- Women were significantly less likely than men to present with typical stroke warning signs or to report trouble with walking, balance or dizziness.
- Women had 12 percent longer door-to-doctor and 16 percent longer door-to-image intervals than men.
Contact: Julia Warner Gargano, Michigan State University, East Lansing, Mich.; (517) 353-8623; email@example.com.
- Researchers at the University of Connecticut looked at how women at high risk for stroke perceive their risk by studying a group of predominately white, well-educated and high income women, ages 50 to 70, who had at least one stroke risk factor. They asked the women to answer a five-part questionnaire about stroke knowledge, risk perception, risk factors, access to health care and demographics.
Only seven of the 37 (18.9 percent) women with atrial fibrillation and 11 out of the 71 women with heart disease (15.5 percent) identified their health condition as a risk factor for stroke.
Only 63.9 percent of the women with atrial fibrillation reported taking warfarin or a blood thinner to reduce their stroke risk.
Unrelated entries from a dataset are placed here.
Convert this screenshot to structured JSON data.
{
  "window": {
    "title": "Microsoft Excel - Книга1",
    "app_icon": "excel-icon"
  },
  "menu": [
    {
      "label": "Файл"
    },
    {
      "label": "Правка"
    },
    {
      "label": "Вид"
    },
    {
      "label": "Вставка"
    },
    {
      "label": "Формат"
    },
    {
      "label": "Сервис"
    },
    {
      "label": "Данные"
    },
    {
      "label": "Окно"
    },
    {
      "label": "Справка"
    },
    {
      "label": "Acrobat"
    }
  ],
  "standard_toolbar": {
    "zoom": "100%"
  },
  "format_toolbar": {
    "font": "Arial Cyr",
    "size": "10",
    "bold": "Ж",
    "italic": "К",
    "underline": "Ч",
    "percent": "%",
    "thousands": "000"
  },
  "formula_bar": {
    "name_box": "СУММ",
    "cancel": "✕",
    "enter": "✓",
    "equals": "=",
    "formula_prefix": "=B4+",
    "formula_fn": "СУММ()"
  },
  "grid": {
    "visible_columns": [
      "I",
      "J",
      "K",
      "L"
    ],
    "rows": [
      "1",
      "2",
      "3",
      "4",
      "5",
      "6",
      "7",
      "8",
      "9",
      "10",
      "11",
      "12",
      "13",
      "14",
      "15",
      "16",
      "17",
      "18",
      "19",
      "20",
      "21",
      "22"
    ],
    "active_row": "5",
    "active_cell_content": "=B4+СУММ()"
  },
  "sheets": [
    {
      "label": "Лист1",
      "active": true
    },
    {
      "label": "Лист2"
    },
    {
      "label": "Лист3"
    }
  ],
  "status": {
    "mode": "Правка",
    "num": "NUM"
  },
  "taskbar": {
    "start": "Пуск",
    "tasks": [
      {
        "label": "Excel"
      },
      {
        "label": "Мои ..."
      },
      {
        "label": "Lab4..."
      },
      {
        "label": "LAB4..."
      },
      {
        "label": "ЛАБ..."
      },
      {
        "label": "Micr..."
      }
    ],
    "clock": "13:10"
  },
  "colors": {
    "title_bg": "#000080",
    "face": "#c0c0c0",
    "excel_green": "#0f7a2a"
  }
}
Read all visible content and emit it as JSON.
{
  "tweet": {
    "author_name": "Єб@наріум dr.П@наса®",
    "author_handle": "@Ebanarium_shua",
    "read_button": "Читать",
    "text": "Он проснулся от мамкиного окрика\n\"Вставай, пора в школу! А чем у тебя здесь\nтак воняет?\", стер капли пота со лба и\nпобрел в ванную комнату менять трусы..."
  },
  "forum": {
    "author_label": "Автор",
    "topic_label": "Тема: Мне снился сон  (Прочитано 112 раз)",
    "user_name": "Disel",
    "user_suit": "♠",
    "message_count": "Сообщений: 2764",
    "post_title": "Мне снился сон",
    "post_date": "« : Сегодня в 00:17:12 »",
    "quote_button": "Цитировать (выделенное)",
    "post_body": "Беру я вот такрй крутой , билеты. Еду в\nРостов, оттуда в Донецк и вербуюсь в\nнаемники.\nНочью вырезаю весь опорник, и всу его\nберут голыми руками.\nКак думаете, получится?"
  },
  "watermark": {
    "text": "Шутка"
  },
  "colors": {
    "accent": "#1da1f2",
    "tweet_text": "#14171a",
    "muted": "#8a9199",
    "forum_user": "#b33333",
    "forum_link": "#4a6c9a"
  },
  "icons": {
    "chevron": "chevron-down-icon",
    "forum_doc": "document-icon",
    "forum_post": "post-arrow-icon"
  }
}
The researchers conclude that educational strategies must advocate for and target high-risk women.
Contact: Louise D. McCullough, The University of Connecticut Health Center, Farmington, Conn.; 860-679-3186; firstname.lastname@example.org.
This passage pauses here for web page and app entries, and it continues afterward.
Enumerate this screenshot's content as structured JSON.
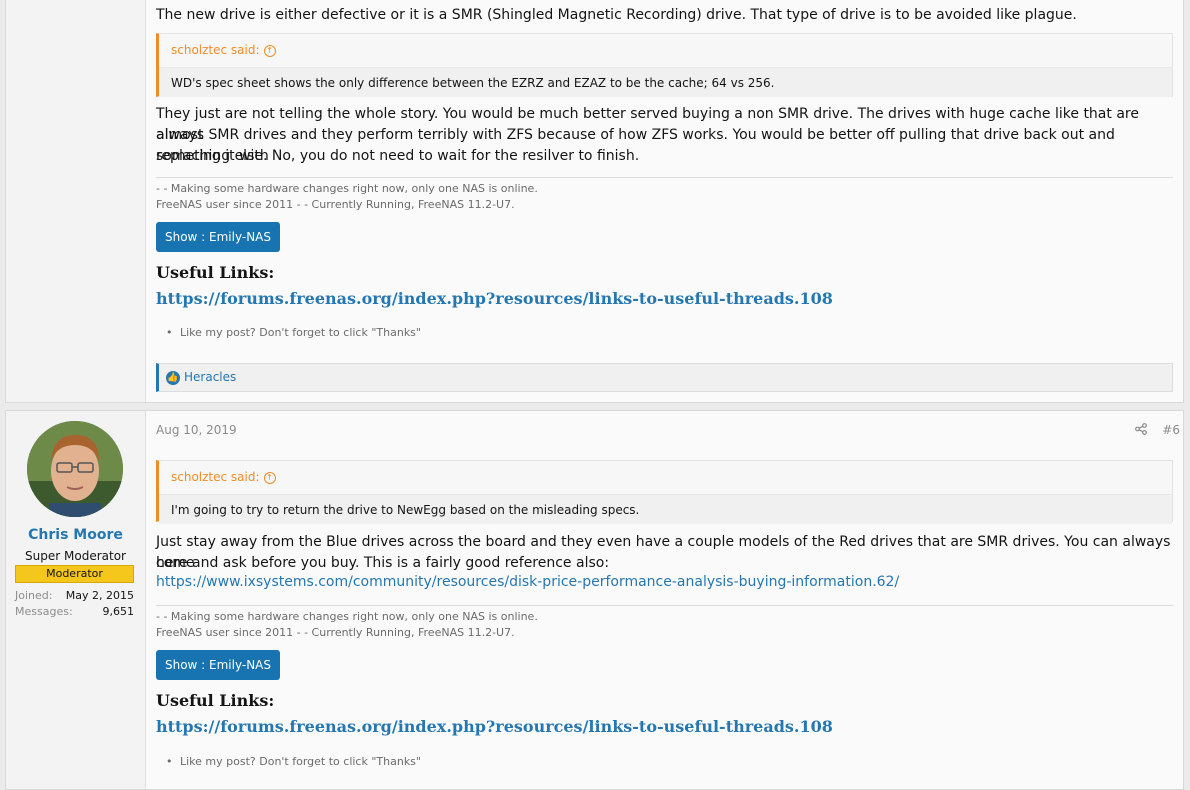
{
  "post1": {
    "intro_text": "The new drive is either defective or it is a SMR (Shingled Magnetic Recording) drive. That type of drive is to be avoided like plague.",
    "quote_author": "scholztec said:",
    "quote_text": "WD's spec sheet shows the only difference between the EZRZ and EZAZ to be the cache; 64 vs 256.",
    "body_lines": [
      "They just are not telling the whole story. You would be much better served buying a non SMR drive. The drives with huge cache like that are almost",
      "always SMR drives and they perform terribly with ZFS because of how ZFS works. You would be better off pulling that drive back out and replacing it with",
      "something else. No, you do not need to wait for the resilver to finish."
    ],
    "signature_lines": [
      "- - Making some hardware changes right now, only one NAS is online.",
      "FreeNAS user since 2011 - - Currently Running, FreeNAS 11.2-U7."
    ],
    "show_button": "Show : Emily-NAS",
    "useful_links_title": "Useful Links:",
    "useful_links_url": "https://forums.freenas.org/index.php?resources/links-to-useful-threads.108",
    "bullet": "Like my post? Don't forget to click \"Thanks\"",
    "reaction_user": "Heracles"
  },
  "post2": {
    "user": {
      "name": "Chris Moore",
      "title": "Super Moderator",
      "badge": "Moderator",
      "joined_label": "Joined:",
      "joined_value": "May 2, 2015",
      "messages_label": "Messages:",
      "messages_value": "9,651"
    },
    "date": "Aug 10, 2019",
    "post_number": "#6",
    "quote_author": "scholztec said:",
    "quote_text": "I'm going to try to return the drive to NewEgg based on the misleading specs.",
    "body_lines": [
      "Just stay away from the Blue drives across the board and they even have a couple models of the Red drives that are SMR drives. You can always come",
      "here and ask before you buy. This is a fairly good reference also:"
    ],
    "body_link": "https://www.ixsystems.com/community/resources/disk-price-performance-analysis-buying-information.62/",
    "signature_lines": [
      "- - Making some hardware changes right now, only one NAS is online.",
      "FreeNAS user since 2011 - - Currently Running, FreeNAS 11.2-U7."
    ],
    "show_button": "Show : Emily-NAS",
    "useful_links_title": "Useful Links:",
    "useful_links_url": "https://forums.freenas.org/index.php?resources/links-to-useful-threads.108",
    "bullet": "Like my post? Don't forget to click \"Thanks\""
  },
  "icons": {
    "quote_arrow": "arrow-up-circle-icon",
    "reaction": "thumbs-up-icon",
    "share": "share-icon"
  },
  "colors": {
    "accent": "#2577b1",
    "quote_accent": "#f28c28",
    "button": "#1774b0",
    "badge": "#f5c61b"
  }
}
- Current recommendations for stroke prevention during early pregnancy in women with a prior stroke history are based on limited evidence, with uncertainty involved in balancing the fetal risk of medication against the maternal risk of recurrent stroke. Researchers in this study sent a survey to 384 actively practicing U.S. members of the American Academy of Neurology Stroke and Vascular Neurology section asking what antithrombotic (or anti-clotting medication), if any, they would use during first trimester pregnancy in women with a prior history of stroke, either unrelated or related to a previous pregnancy.
Of the 230 responses, 75 percent used some form of antithrombotic therapy for women with a history of prior stroke not related to pregnancy and 88 percent used an antithrombotic for women with a history of prior stroke related to pregnancy.
About half chose aspirin and 7 percent chose low molecular weight heparin for stroke unrelated to pregnancy; while 41 percent chose aspirin and 25 percent chose low molecular weight heparin for stroke related to pregnancy.
The authors conclude that while most practitioners agree that women with a history of stroke should receive a medication to prevent stroke during the first trimester, they tend to disagree which drug or drugs to use. They recommend a national registry of maternal and fetal outcome data is needed to guide practitioners in this setting.
Contact: Ann K. Helms, M.D., Medical College of Wisconsin, Milwaukee, Wis.; (414)805-5223; email@example.com.
Funding sources and individual author disclosures can be found on the respective manuscripts.